Published Published: 14.06.2020 Recorded Recorded: 29.05.2020 Episode Length Duration: 0:51:13 Downloads Downloads: 25
 

Joanne sat down to talk to Michael Cerasi who describes himself as a Transformational Life Coach to discuss ‘It’s all about Acceptance and Authenticity to be able to Achieve’.

Michael’s philosophy is Triple A, an easy abbreviation to remember where he hopes to super charge people’s journey into success and achieving. He believes it is important to know your own value in order to navigate success and know which direction to go in. Michael lists one of his superpowers as being an active listener – where someone is able to talk through the issue with him and come to their own decision, something that people often believe they are doing, when they are actually giving advice. To be an active listener you need to dedicate time to the conversation and switch off all distractions, reflecting back is also important to make sure you have understood what was said.

As a coach Michael works with clients for up to 6 sessions, allowing them to go deep into the challenge they may be facing. This can depend on how vulnerable the client is able to be from the beginning. People tend to go to Michael when they are stuck, and don’t know what their next step should be. Counselling is helping to cure past trauma, whereas coaching looks at what is going on for you now and how that is affecting your future, it is non advisory. You need to be careful how you frame the questions in coaching as you do not want to be giving subconscious advise. A coaching session allows people time to invest in themselves and can often be cathartic.

During this pandemic there has been a lot of push and pull with conflicting priorities, so Michael has his clients concentrate on achieving a better balance. Each conversation he has with a client is unique with the goal being to empower people, so that any limiting beliefs or stumbling blocks that may be stopping them reaching where they want to be can be navigated around.

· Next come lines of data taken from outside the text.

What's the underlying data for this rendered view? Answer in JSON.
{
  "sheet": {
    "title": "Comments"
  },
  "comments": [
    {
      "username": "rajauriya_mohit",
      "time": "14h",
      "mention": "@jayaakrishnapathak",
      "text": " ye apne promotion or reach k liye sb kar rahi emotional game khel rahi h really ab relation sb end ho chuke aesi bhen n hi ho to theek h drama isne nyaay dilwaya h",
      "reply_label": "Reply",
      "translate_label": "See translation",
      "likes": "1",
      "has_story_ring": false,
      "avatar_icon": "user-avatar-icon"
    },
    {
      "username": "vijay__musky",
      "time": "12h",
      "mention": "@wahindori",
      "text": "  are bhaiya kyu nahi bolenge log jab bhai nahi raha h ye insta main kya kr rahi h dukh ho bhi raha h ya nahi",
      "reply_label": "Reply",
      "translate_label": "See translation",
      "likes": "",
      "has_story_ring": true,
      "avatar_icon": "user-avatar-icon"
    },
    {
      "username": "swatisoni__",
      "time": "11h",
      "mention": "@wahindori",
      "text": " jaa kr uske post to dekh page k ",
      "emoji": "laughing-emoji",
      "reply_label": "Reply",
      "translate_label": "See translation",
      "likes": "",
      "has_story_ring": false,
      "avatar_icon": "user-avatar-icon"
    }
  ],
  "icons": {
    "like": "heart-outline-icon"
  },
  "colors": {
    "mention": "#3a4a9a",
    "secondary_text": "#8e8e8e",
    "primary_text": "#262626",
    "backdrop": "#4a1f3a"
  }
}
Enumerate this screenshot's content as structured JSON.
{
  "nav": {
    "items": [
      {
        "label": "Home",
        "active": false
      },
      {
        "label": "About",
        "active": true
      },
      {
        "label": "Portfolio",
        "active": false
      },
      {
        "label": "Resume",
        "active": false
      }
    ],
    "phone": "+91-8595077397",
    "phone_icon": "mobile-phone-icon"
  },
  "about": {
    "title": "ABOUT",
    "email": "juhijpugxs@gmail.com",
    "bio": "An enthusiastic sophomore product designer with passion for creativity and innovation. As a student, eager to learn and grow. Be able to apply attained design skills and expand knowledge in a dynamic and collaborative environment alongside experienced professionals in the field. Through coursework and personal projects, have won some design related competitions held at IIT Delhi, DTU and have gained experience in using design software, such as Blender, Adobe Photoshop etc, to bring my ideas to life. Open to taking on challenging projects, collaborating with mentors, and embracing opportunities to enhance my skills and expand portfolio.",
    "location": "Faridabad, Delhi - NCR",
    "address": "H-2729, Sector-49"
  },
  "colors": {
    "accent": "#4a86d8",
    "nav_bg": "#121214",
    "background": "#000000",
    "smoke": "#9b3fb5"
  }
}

There is still a lot of stigma around bisexuality, especially being bisexual as a male. Awareness needs to be raised around sexual orientation and not judging each other. Michael calls himself the Rainbow coach, where your journey is to find the ‘pot of gold’ at the end. The rainbow flag is meant to be all encompassing, bringing people together – so many ways that people identify with their own gender and it is their own conscious choice to live authentically. Authenticity is having the power to be your true self, and this is something you need to find for yourself. It is about embracing our whole self, something that often takes work.


Please connect with our hosts and guests, why not make contact..?


Brought to you by your host
Joanne Lockwood Joanne Lockwood
SEE Change Happen

A huge thank you to our wonderful guest
Michael Cerasi Michael Cerasi
The Rainbow Coach
ByJoanne

Swimming upstream against the flow!

From Holiday Rep to Recruiter Lewis talks about some of the challenges he found coming out as gay in the workplace and how he found his place to thrive.

Lewis started his career as a holiday rep, but soon he was back in the UK for a "proper job" and found himself working for a company that bullied and discriminated against him, because he was gay. Lewis moved on to a new organisation where he has been embraced by the company and now helps to organise his local Pride and has even started up an LGBTQ+ football team. Listen to Lewis as he describes these experiences as a person who isn't just going to go with the flow. Please join in the conversation and leave your comments below.

 
Published Published: 14.06.2020 Recorded Recorded: 24.04.2020 Episode Length Duration: 0:52:01 Downloads Downloads: 26
 

Please connect with our hosts and guests, why not make contact..?


Brought to you by your host
Joanne Lockwood Joanne Lockwood
SEE Change Happen

A huge thank you to our wonderful guest
Lewis Bell-Cawthra Lewis Bell-Cawthra
Set2Recruit

Do NOT follow this link or you will be banned from the site!
Contact Us